(Saved entries)
┌──

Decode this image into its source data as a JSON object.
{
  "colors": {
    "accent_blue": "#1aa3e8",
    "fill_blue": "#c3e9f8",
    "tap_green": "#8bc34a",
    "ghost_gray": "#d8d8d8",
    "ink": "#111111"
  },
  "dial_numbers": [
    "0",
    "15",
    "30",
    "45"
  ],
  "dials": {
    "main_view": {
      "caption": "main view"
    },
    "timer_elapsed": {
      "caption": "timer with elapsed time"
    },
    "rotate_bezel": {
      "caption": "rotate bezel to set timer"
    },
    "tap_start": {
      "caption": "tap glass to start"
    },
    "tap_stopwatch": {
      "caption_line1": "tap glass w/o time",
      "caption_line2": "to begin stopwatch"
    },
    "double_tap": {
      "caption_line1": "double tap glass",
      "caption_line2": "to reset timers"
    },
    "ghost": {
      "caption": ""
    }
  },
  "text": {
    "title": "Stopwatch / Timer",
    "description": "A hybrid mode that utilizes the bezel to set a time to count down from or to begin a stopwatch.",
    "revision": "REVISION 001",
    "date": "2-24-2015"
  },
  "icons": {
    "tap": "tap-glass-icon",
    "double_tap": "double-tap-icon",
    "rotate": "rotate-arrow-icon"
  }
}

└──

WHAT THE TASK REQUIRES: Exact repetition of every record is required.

ANSWER TO THIS PROBLEM:
Decode this image into its source data as a JSON object.
{
  "colors": {
    "accent_blue": "#1aa3e8",
    "fill_blue": "#c3e9f8",
    "tap_green": "#8bc34a",
    "ghost_gray": "#d8d8d8",
    "ink": "#111111"
  },
  "dial_numbers": [
    "0",
    "15",
    "30",
    "45"
  ],
  "dials": {
    "main_view": {
      "caption": "main view"
    },
    "timer_elapsed": {
      "caption": "timer with elapsed time"
    },
    "rotate_bezel": {
      "caption": "rotate bezel to set timer"
    },
    "tap_start": {
      "caption": "tap glass to start"
    },
    "tap_stopwatch": {
      "caption_line1": "tap glass w/o time",
      "caption_line2": "to begin stopwatch"
    },
    "double_tap": {
      "caption_line1": "double tap glass",
      "caption_line2": "to reset timers"
    },
    "ghost": {
      "caption": ""
    }
  },
  "text": {
    "title": "Stopwatch / Timer",
    "description": "A hybrid mode that utilizes the bezel to set a time to count down from or to begin a stopwatch.",
    "revision": "REVISION 001",
    "date": "2-24-2015"
  },
  "icons": {
    "tap": "tap-glass-icon",
    "double_tap": "double-tap-icon",
    "rotate": "rotate-arrow-icon"
  }
}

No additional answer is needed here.